Still, the lynx was once found in 21 states, and now struggles to survive in four. A major victim of overtrapping in the 1980s, lynx populations have steadily declined. The lynx used to occupy forestlands from Alaska to New England. Today, its habitat includes a few roadless patches of mountainous terrain, scattered in Washington, Montana, Colorado and Maine. Colorado's population is threatened by the planned expansion of the Vail ski resort, which would obliterate 4,000 acres of prime lynx territory. Most predator experts oppose a resort-backed plan to offset th
e habitat loss with a largely unscientific lynx release in the state. They point to an early 1990s project run by the State University of New York's College of Environmental Science and Forestry that attempted to reintroduce 88 lynx to the Adirondack Mountains. Because of inadequate preparation, the program ended in failure with at least a quarter of the animals killed in road accidents and few, if any, surviving today.
Led by Defenders, the Biodiversity Legal Foundation and the Northwest Ecosystem Alliance, 13 environmental groups are pursuing USFWS in court to list the lynx as endangered. The lynx, says Mitch Friedman of the Alliance, has been confined to “the black hole of the controversial species round file.” Last March, U.S. District Judge Gladys Kessler ruled that the USFWS' failure to list the species after two decades of knowing that it was biologically imperiled was illegal, but the USFWS is being pressured by even stronger forces: logging companies that want access to national forest land in lynx habitat.

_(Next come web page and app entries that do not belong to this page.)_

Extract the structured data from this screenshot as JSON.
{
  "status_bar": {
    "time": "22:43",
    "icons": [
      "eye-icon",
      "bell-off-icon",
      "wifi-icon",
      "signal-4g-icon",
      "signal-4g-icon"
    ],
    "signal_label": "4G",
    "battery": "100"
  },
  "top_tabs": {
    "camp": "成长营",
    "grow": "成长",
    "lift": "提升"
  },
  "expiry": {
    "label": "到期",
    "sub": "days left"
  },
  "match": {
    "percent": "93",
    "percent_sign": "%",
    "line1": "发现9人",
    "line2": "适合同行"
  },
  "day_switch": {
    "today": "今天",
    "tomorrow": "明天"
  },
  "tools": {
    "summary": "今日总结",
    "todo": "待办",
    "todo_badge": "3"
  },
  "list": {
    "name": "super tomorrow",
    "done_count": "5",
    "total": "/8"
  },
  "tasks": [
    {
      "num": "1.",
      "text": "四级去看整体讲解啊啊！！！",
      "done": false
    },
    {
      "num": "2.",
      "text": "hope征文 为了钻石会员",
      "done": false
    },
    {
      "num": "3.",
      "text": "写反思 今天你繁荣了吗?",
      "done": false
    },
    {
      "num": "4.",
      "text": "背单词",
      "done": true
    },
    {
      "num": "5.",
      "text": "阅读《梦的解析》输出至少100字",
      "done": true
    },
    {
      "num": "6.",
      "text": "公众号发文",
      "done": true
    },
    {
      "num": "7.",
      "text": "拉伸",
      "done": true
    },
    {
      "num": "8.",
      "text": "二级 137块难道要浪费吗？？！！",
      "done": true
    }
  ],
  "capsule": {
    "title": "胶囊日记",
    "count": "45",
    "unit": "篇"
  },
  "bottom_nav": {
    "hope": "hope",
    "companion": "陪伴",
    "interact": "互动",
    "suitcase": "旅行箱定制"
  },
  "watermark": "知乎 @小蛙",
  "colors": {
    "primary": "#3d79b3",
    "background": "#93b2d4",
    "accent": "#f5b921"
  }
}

This year, lynx in the Okanogan region of the Cascadian Mountain range in Washington state are being further threatened: The U.S. Forest Service and the Washington Department of Natural Resources are gearing up for some major logging and road building. Down to only 15 to 23 individuals, some wildlife researchers believe this is the last healthy breeding lynx population left in the lower 48. In the Loomis State Forest, logging is the primary threat to the lynx in the Okanogan region: This year alone, six of the seven timber sales are in roadless areas, where clearcutting will remove over 2,000 acres of prime lynx habitat. “The sad part is seeing lynx tracks and knowing what's going to happen,” says Mark Skatrud of Friends of the Loomis Forest.
While government agencies like USFWS are working to reintroduce endangered animals, the Department of Interior's Animal Damage Control program, now known as Wildlife Services (WS), spent $36 million in 1996 killing them. Between 1990 and 1994, WS amassed a horrific death toll of 7.8 million animals, including 500,000 coyotes and some 1,200 mountain lions.

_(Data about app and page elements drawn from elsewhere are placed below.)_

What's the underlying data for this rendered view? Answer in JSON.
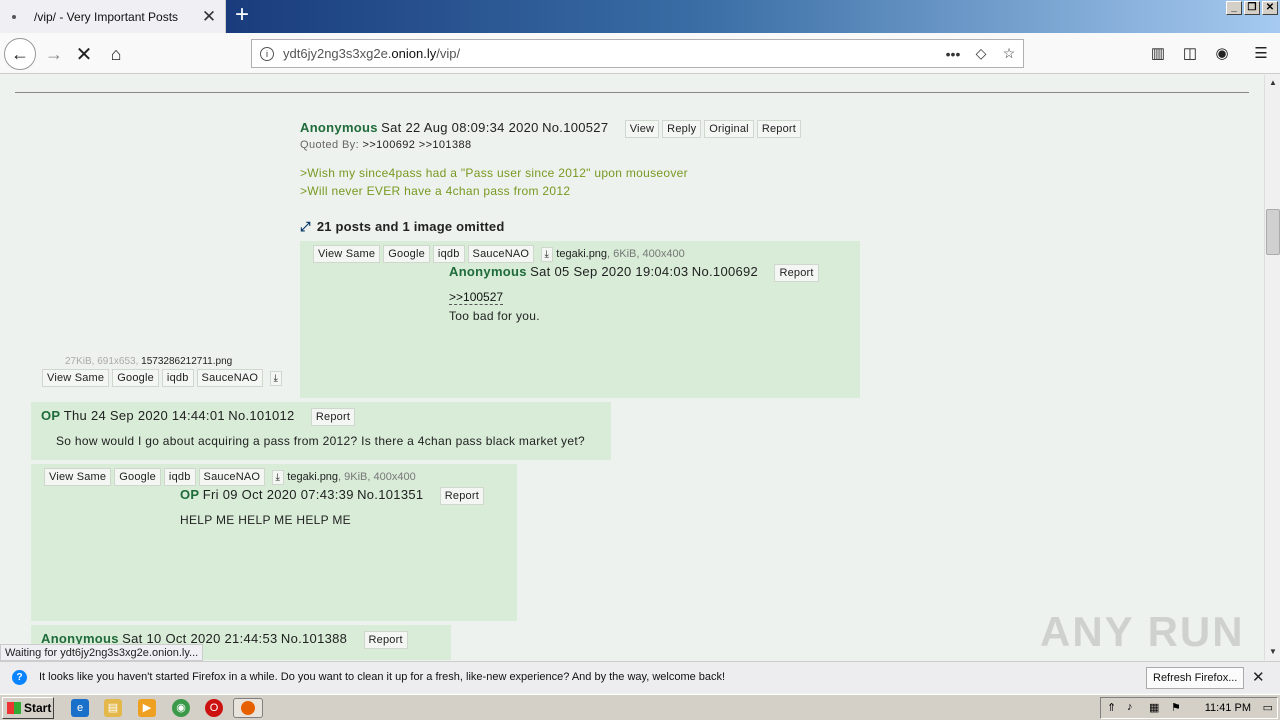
{
  "browser": {
    "tab_title": "/vip/ - Very Important Posts",
    "url_prefix": "ydt6jy2ng3s3xg2e.",
    "url_domain": "onion.ly",
    "url_path": "/vip/",
    "status_text": "Waiting for ydt6jy2ng3s3xg2e.onion.ly...",
    "watermark": "ANY RUN"
  },
  "post1": {
    "name": "Anonymous",
    "datetime": "Sat 22 Aug 08:09:34 2020",
    "number": "No.100527",
    "buttons": [
      "View",
      "Reply",
      "Original",
      "Report"
    ],
    "quoted_by_label": "Quoted By:",
    "quoted_by": [
      ">>100692",
      ">>101388"
    ],
    "lines": [
      ">Wish my since4pass had a \"Pass user since 2012\" upon mouseover",
      ">Will never EVER have a 4chan pass from 2012"
    ]
  },
  "omitted": {
    "text": "21 posts and 1 image omitted"
  },
  "left_file": {
    "info": "27KiB, 691x653,",
    "filename": "1573286212711.png",
    "buttons": [
      "View Same",
      "Google",
      "iqdb",
      "SauceNAO"
    ]
  },
  "post2": {
    "file_buttons": [
      "View Same",
      "Google",
      "iqdb",
      "SauceNAO"
    ],
    "filename": "tegaki.png",
    "fileinfo": ", 6KiB, 400x400",
    "name": "Anonymous",
    "datetime": "Sat 05 Sep 2020 19:04:03",
    "number": "No.100692",
    "report": "Report",
    "quote": ">>100527",
    "message": "Too bad for you."
  },
  "post3": {
    "name": "OP",
    "datetime": "Thu 24 Sep 2020 14:44:01",
    "number": "No.101012",
    "report": "Report",
    "message": "So how would I go about acquiring a pass from 2012? Is there a 4chan pass black market yet?"
  },
  "post4": {
    "file_buttons": [
      "View Same",
      "Google",
      "iqdb",
      "SauceNAO"
    ],
    "filename": "tegaki.png",
    "fileinfo": ", 9KiB, 400x400",
    "name": "OP",
    "datetime": "Fri 09 Oct 2020 07:43:39",
    "number": "No.101351",
    "report": "Report",
    "message": "HELP ME HELP ME HELP ME"
  },
  "post5": {
    "name": "Anonymous",
    "datetime": "Sat 10 Oct 2020 21:44:53",
    "number": "No.101388",
    "report": "Report"
  },
  "notification": {
    "text": "It looks like you haven't started Firefox in a while. Do you want to clean it up for a fresh, like-new experience? And by the way, welcome back!",
    "button": "Refresh Firefox..."
  },
  "taskbar": {
    "start": "Start",
    "clock": "11:41 PM"
  }
}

Ironically, all that killing has failed to produce the desired result. Intensive cullings have actually spurred coyote populations to rebound; breeding now occurs at an earlier age, and litters are often triple in size. What does control coyotes, then? Wolves. Biologists say wolf reintroductions in areas where coyotes have become problematic brings the species back to a natural balance.
The reintroduction programs now occurring around the country are restoring predators to their rightful place in nature's hierarchy, proving once again-if more evidence was needed—that Mother Nature needs no human help in keeping things in balance.
TRACEY C. REMBERT and JIM MOTAVALLI are Managing Editor and Editor of E.